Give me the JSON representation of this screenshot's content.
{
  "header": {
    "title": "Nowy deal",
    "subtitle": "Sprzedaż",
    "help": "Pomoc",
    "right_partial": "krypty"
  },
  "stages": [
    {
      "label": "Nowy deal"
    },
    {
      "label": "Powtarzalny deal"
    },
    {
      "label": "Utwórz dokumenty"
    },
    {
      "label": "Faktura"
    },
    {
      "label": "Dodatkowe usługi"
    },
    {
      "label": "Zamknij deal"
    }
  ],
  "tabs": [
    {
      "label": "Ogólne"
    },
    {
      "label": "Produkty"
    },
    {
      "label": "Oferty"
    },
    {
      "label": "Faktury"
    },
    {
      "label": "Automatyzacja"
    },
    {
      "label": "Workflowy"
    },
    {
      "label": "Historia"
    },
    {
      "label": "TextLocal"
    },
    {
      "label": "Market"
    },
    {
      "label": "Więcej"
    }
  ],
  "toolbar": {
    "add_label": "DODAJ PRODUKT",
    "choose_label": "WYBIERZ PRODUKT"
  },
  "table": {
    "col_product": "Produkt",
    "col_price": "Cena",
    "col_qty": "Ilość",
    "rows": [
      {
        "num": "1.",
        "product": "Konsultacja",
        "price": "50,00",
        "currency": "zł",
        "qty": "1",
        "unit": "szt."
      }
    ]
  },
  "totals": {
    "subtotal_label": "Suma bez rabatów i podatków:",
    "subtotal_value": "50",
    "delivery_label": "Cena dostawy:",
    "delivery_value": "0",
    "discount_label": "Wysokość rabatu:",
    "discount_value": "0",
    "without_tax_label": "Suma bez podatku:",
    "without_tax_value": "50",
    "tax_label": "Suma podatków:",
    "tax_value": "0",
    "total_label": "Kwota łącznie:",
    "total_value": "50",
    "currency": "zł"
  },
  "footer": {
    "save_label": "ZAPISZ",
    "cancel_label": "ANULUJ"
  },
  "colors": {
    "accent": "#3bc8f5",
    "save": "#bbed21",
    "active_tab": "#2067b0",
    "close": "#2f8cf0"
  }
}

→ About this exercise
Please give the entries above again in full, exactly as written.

→ Answer below
Give me the JSON representation of this screenshot's content.
{
  "header": {
    "title": "Nowy deal",
    "subtitle": "Sprzedaż",
    "help": "Pomoc",
    "right_partial": "krypty"
  },
  "stages": [
    {
      "label": "Nowy deal"
    },
    {
      "label": "Powtarzalny deal"
    },
    {
      "label": "Utwórz dokumenty"
    },
    {
      "label": "Faktura"
    },
    {
      "label": "Dodatkowe usługi"
    },
    {
      "label": "Zamknij deal"
    }
  ],
  "tabs": [
    {
      "label": "Ogólne"
    },
    {
      "label": "Produkty"
    },
    {
      "label": "Oferty"
    },
    {
      "label": "Faktury"
    },
    {
      "label": "Automatyzacja"
    },
    {
      "label": "Workflowy"
    },
    {
      "label": "Historia"
    },
    {
      "label": "TextLocal"
    },
    {
      "label": "Market"
    },
    {
      "label": "Więcej"
    }
  ],
  "toolbar": {
    "add_label": "DODAJ PRODUKT",
    "choose_label": "WYBIERZ PRODUKT"
  },
  "table": {
    "col_product": "Produkt",
    "col_price": "Cena",
    "col_qty": "Ilość",
    "rows": [
      {
        "num": "1.",
        "product": "Konsultacja",
        "price": "50,00",
        "currency": "zł",
        "qty": "1",
        "unit": "szt."
      }
    ]
  },
  "totals": {
    "subtotal_label": "Suma bez rabatów i podatków:",
    "subtotal_value": "50",
    "delivery_label": "Cena dostawy:",
    "delivery_value": "0",
    "discount_label": "Wysokość rabatu:",
    "discount_value": "0",
    "without_tax_label": "Suma bez podatku:",
    "without_tax_value": "50",
    "tax_label": "Suma podatków:",
    "tax_value": "0",
    "total_label": "Kwota łącznie:",
    "total_value": "50",
    "currency": "zł"
  },
  "footer": {
    "save_label": "ZAPISZ",
    "cancel_label": "ANULUJ"
  },
  "colors": {
    "accent": "#3bc8f5",
    "save": "#bbed21",
    "active_tab": "#2067b0",
    "close": "#2f8cf0"
  }
}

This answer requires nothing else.